Katie Kohler | Thursday, February 22, 2007

The President’s Cabinet announced a resolution at Tuesday’s Board of Governance (BOG) meeting that will require Saint Mary’s students to live on campus for six semesters – a change that will go into effect for the incoming class of 2011, but will not impact current students.

After several meetings, the President’s Cabinet – an advisory council of eight high-ranking members of the administration, including College President Carol Ann Mooney and Acting Vice President Jill Vihtelic – decided to solidify the identity of Saint Mary’s residential life.

“The President’s Cabinet made the decision to clarify its position on what a residential college should be by clarifying the residential requirement for our college,” said Vice President of Student Affairs Karen Johnson, a member of the Cabinet.

The residency program will have exceptions for transfer students and students abroad, as well as local students. Those who permanently reside within a 30-mile radius and choose to live at home will not be subjected to the requirements.

Prior to the passing of the resolution, Saint Mary’s had no residential requirements for its students.

Johnson said residential life is an important aspect of the college experience and encouraging it formally will be a positive change for Saint Mary’s.

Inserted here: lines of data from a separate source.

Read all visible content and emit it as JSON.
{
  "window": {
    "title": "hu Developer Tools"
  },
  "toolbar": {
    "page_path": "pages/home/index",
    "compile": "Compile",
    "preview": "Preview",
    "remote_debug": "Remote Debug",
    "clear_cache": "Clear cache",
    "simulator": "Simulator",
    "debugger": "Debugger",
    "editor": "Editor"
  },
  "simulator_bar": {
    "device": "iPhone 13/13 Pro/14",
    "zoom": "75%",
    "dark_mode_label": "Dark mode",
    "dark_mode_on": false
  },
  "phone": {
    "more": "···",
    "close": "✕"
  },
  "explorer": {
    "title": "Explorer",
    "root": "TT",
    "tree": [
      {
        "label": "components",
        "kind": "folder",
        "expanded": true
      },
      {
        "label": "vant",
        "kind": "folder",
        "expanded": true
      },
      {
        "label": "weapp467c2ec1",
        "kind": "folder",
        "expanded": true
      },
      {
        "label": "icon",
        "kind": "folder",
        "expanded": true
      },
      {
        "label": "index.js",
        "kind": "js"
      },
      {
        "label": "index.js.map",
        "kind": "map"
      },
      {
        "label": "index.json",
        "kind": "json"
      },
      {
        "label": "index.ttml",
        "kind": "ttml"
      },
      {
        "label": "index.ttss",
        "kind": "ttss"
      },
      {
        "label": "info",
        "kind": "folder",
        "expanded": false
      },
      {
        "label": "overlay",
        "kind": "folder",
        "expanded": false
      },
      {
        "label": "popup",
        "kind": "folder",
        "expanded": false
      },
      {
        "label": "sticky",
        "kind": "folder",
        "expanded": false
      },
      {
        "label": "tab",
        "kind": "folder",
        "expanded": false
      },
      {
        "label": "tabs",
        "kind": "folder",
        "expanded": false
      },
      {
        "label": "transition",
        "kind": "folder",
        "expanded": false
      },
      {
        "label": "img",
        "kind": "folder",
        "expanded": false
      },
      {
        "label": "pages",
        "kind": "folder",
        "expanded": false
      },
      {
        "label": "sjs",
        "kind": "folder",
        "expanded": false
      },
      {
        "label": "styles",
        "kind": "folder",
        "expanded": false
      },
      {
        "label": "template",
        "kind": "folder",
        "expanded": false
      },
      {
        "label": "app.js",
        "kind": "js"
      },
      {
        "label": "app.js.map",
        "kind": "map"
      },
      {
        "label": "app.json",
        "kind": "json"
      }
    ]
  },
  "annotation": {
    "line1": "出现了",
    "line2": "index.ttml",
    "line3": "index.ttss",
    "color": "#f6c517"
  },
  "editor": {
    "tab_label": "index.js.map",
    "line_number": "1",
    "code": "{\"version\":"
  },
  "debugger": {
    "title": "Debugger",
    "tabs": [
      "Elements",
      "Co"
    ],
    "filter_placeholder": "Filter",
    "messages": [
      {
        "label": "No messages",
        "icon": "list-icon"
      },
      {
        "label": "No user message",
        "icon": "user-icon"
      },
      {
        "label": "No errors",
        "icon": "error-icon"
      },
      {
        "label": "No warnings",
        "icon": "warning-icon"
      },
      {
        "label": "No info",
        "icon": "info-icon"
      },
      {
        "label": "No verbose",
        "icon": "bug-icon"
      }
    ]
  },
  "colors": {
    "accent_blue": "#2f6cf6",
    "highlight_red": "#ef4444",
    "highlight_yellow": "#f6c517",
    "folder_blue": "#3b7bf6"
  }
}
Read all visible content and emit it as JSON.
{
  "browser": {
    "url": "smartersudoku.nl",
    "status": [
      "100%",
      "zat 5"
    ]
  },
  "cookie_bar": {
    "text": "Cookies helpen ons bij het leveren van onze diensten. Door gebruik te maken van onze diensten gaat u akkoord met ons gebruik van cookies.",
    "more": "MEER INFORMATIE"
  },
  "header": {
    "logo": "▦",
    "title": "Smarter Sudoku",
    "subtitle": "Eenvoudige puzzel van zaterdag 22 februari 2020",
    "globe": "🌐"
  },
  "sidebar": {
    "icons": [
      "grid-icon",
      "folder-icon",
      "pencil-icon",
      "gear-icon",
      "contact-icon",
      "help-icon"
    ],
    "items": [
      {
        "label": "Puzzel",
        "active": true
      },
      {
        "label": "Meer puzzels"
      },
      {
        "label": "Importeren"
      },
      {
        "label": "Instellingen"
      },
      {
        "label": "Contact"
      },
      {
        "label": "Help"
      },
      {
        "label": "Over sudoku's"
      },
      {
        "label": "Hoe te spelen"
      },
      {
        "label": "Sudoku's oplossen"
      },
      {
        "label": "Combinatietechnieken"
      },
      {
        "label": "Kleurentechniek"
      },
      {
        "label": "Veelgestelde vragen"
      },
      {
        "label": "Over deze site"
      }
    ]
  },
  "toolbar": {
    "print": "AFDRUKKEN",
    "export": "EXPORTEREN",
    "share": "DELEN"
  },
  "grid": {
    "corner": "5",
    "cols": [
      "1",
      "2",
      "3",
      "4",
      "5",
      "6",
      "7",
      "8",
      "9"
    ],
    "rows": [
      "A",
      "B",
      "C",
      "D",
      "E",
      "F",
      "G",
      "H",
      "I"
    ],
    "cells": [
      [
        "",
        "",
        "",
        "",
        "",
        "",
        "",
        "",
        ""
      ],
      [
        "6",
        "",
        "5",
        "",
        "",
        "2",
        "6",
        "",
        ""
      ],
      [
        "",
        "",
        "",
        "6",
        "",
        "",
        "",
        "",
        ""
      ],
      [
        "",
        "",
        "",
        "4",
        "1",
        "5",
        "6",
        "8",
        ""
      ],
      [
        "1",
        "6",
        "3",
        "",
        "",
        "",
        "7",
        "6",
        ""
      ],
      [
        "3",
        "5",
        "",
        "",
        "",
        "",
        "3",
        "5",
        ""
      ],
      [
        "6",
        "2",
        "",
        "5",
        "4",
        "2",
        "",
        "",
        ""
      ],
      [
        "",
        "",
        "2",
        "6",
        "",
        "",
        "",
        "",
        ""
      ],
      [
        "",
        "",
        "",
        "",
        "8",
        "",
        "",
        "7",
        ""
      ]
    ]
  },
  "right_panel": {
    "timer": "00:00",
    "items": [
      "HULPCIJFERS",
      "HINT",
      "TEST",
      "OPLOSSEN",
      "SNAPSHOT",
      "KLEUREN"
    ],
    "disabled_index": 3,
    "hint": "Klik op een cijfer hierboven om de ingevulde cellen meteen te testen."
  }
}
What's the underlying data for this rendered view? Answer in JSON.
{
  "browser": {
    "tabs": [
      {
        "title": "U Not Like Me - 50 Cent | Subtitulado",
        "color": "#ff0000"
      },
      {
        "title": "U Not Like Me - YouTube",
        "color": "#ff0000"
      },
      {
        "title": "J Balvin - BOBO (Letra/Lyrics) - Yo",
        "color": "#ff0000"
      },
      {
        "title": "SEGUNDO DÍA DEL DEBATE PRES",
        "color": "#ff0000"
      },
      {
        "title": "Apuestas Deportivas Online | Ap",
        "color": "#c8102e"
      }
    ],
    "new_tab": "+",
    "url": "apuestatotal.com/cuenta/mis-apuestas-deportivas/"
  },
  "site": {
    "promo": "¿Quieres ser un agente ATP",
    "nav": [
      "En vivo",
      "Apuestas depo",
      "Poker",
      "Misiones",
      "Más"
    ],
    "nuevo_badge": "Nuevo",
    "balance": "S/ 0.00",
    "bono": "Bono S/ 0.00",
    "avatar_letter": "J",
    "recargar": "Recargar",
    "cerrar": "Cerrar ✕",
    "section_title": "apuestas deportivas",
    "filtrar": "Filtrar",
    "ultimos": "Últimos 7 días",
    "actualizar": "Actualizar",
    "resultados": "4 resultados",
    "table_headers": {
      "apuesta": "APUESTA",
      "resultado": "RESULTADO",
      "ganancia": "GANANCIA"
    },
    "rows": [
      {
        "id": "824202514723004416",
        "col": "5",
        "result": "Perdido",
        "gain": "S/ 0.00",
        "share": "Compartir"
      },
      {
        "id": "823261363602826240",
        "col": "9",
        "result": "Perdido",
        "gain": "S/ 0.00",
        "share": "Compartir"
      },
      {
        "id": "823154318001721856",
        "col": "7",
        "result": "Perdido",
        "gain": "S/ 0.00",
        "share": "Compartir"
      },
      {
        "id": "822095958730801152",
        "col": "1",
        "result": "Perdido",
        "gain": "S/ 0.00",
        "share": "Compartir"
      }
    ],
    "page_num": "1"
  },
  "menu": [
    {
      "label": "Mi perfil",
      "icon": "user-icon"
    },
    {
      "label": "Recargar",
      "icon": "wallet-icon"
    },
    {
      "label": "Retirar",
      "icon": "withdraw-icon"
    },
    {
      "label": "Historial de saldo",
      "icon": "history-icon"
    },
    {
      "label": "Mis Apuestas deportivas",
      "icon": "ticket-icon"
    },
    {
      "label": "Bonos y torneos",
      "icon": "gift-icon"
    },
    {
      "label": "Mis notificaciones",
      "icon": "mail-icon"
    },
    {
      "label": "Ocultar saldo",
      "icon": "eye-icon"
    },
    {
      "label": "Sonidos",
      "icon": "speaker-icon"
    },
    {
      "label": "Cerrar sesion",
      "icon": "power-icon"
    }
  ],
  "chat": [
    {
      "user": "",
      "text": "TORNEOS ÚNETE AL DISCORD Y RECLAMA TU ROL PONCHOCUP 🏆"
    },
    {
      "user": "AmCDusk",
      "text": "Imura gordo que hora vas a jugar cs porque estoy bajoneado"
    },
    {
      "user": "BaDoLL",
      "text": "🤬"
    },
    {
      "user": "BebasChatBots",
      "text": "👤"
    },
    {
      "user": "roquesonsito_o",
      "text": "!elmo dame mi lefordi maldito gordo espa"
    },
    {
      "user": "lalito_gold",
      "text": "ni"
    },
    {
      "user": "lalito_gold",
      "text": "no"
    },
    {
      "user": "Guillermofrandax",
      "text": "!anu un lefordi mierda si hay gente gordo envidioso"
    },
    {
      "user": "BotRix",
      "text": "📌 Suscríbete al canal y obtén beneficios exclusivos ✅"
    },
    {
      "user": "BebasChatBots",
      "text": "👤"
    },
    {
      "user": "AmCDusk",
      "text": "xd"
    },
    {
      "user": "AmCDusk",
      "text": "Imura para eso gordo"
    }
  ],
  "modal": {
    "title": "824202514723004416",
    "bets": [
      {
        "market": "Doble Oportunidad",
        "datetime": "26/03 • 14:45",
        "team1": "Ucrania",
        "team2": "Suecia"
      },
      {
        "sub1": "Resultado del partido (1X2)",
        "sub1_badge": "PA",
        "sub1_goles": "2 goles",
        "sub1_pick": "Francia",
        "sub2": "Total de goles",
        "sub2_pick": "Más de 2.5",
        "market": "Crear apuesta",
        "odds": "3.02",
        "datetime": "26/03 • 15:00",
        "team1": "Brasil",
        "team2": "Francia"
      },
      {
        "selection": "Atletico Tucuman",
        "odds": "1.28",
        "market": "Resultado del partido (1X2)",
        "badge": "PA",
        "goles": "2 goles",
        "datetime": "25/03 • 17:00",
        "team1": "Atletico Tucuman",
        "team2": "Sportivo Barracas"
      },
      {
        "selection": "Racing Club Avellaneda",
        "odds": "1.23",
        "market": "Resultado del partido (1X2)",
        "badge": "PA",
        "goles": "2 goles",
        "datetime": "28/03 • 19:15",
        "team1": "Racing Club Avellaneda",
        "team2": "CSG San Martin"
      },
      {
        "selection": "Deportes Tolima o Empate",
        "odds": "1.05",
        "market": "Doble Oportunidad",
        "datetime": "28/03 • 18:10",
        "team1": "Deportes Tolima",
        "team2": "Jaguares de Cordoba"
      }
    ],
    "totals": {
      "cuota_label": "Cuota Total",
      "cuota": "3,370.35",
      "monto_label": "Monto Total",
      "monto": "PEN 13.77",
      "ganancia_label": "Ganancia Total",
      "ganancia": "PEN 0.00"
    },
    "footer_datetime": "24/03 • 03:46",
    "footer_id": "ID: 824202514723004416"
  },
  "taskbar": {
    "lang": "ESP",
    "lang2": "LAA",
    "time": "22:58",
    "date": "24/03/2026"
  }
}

“Students who are active participants in the college environment, and who live on campus, have been shown to be more successful – both academically and co-curricularly,” she said. “Students who are engaged in their campus community are more engaged in their academic life.”

Since the resolution does not affect the current student population, Johnson said no student input was taken into consideration during the decision-making process.

Student board members at Tuesday’s BOG meeting did not greet the decision warmly after Johnson announced the Cabinet’s resolution.

BOG admissions commissioner, junior Annie Davis, said the imposition would not be well received by the student body.

“I completely agree with the notion that the residence halls are a large part of the college experience,” she said. “I would encourage students to stay on campus for at least three years. However, I do not think that enforcing a rule such as this without the input of students is a good thing.”

Davis said more student involvement in the decision-making process would have created more support from students for the College’s decision.

“There are some things that students do not get a say in within the College, and that is completely understandable,” she said. “Although this doesn’t affect me, I feel as though, for the future of the school, this issue should be addressed by the Board of Governance.”

Davis said the resolution detracted from the positive aspects of living off-campus, which include fostering healthy relationships with neighbors and the local community.

“By moving off-campus, it creates better relationships with the South Bend community,” she said. “This is something that Saint Mary’s is proud of – we volunteer our time at numerous institutions and become involved with many people throughout the city. Neighborly relations are at the forefront for off-campus students.”

While the idea currently seems unattractive, Davis said she is willing to learn more about the new policy.

“There are definitely benefits to both sides of the issue,” she said. “Although, I will give credit to Karen Johnson for offering to sit down and talk with me about it.”

Davis, who works closely with the admissions office, said the decision to keep students on campus through their junior year would scare away applicants.

Johnson said she did not think the residential program will deter students from attending Saint Mary’s.

“The admissions staff has been involved and does not believe it will hurt our admission numbers,” she said.